* **WORK ITEM**: The records need to be set down again exactly as they appear.

* **SUPPLIED MATERIAL**:
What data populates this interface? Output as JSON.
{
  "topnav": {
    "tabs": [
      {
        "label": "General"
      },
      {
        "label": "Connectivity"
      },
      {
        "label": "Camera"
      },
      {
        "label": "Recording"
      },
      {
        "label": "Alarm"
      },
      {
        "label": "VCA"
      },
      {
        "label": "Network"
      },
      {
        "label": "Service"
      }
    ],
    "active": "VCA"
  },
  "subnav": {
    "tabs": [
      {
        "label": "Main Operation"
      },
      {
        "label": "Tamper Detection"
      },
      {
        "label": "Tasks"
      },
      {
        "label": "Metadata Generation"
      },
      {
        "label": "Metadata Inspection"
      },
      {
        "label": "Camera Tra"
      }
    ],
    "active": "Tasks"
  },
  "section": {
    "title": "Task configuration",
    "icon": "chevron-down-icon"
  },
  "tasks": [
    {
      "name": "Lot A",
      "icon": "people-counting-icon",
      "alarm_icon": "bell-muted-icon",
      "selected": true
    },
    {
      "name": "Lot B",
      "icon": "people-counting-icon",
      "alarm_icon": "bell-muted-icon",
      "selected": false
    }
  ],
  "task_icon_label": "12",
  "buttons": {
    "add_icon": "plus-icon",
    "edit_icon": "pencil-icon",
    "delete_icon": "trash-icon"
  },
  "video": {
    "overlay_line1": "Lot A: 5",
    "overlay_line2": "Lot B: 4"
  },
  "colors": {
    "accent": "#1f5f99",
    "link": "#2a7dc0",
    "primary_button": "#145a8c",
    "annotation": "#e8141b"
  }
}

* **RESULT OF THIS TASK**:
What data populates this interface? Output as JSON.
{
  "topnav": {
    "tabs": [
      {
        "label": "General"
      },
      {
        "label": "Connectivity"
      },
      {
        "label": "Camera"
      },
      {
        "label": "Recording"
      },
      {
        "label": "Alarm"
      },
      {
        "label": "VCA"
      },
      {
        "label": "Network"
      },
      {
        "label": "Service"
      }
    ],
    "active": "VCA"
  },
  "subnav": {
    "tabs": [
      {
        "label": "Main Operation"
      },
      {
        "label": "Tamper Detection"
      },
      {
        "label": "Tasks"
      },
      {
        "label": "Metadata Generation"
      },
      {
        "label": "Metadata Inspection"
      },
      {
        "label": "Camera Tra"
      }
    ],
    "active": "Tasks"
  },
  "section": {
    "title": "Task configuration",
    "icon": "chevron-down-icon"
  },
  "tasks": [
    {
      "name": "Lot A",
      "icon": "people-counting-icon",
      "alarm_icon": "bell-muted-icon",
      "selected": true
    },
    {
      "name": "Lot B",
      "icon": "people-counting-icon",
      "alarm_icon": "bell-muted-icon",
      "selected": false
    }
  ],
  "task_icon_label": "12",
  "buttons": {
    "add_icon": "plus-icon",
    "edit_icon": "pencil-icon",
    "delete_icon": "trash-icon"
  },
  "video": {
    "overlay_line1": "Lot A: 5",
    "overlay_line2": "Lot B: 4"
  },
  "colors": {
    "accent": "#1f5f99",
    "link": "#2a7dc0",
    "primary_button": "#145a8c",
    "annotation": "#e8141b"
  }
}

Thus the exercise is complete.